By the late 19th century, Thailand moved to a decimal system and the various denominations of Thai currency were reduced to just the baht and satang. The coins’ value remained linked directly to their silver weight. Eight baht were valued at one British pound, falling to 10 baht per British pound in the 1880s.
In 1902, the Thai government revised the value of a baht when silver appreciated against gold, but didn’t lower the value a baht when silver depreciated against gold. The baht was pegged to the British pound in 1908 at 13 baht per British pound. While pegged to the British pound, the baht value kept getting revised up against the British pound over the next two decades. In 1923, a single British pound was now worth 11 baht.

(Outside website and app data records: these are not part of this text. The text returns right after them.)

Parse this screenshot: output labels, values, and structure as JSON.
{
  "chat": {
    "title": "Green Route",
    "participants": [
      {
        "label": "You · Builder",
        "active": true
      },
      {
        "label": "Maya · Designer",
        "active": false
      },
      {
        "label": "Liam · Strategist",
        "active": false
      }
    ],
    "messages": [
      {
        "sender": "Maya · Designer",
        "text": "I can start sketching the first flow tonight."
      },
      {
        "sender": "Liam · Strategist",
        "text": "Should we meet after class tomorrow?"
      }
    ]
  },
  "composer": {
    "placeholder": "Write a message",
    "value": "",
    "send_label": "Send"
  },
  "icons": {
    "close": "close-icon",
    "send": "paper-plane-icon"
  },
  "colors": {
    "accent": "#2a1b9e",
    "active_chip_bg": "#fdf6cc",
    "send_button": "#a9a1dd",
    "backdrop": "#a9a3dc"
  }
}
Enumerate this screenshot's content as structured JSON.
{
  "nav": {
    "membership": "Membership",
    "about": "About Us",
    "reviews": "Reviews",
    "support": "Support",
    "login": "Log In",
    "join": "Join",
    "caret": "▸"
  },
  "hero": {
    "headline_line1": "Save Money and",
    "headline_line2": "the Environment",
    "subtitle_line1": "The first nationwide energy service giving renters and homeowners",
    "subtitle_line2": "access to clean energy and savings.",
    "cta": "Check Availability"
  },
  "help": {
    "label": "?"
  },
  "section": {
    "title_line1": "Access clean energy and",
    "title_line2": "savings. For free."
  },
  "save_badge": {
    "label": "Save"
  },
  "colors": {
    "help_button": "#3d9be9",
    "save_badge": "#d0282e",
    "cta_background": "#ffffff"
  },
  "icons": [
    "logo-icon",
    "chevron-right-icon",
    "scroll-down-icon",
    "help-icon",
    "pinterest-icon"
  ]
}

The baht became linked to the U.S. dollar in 1956 at 20 baht to one U.S. dollar. It was de-linked from the U.S. dollar in 1973, but still held relatively steady against it trading at 20.8 baht to one U.S. dollar in 1978. Thailand re-pegged the baht to the U.S. dollar in 1985 since the U.S. economy was quite strong at the time. Valued at 25 baht to one U.S. dollar, the baht remained linked to it until 1997, when the Asian financial crisis began affecting Thailand.
Once depegged from the U.S. dollar, the baht floated freely and lost half its value. It dropped as low as 56 baht to one U.S. dollar in 1998, but has been hovering in the 30 baht to one U.S. dollar in the 21st century.
Denominations Currently in Circulation
The following banknotes are in circulation:
The following coins are in circulation:
– 50 satang
– 25 satang
– 10 satang
– 5 satang
– 1 satang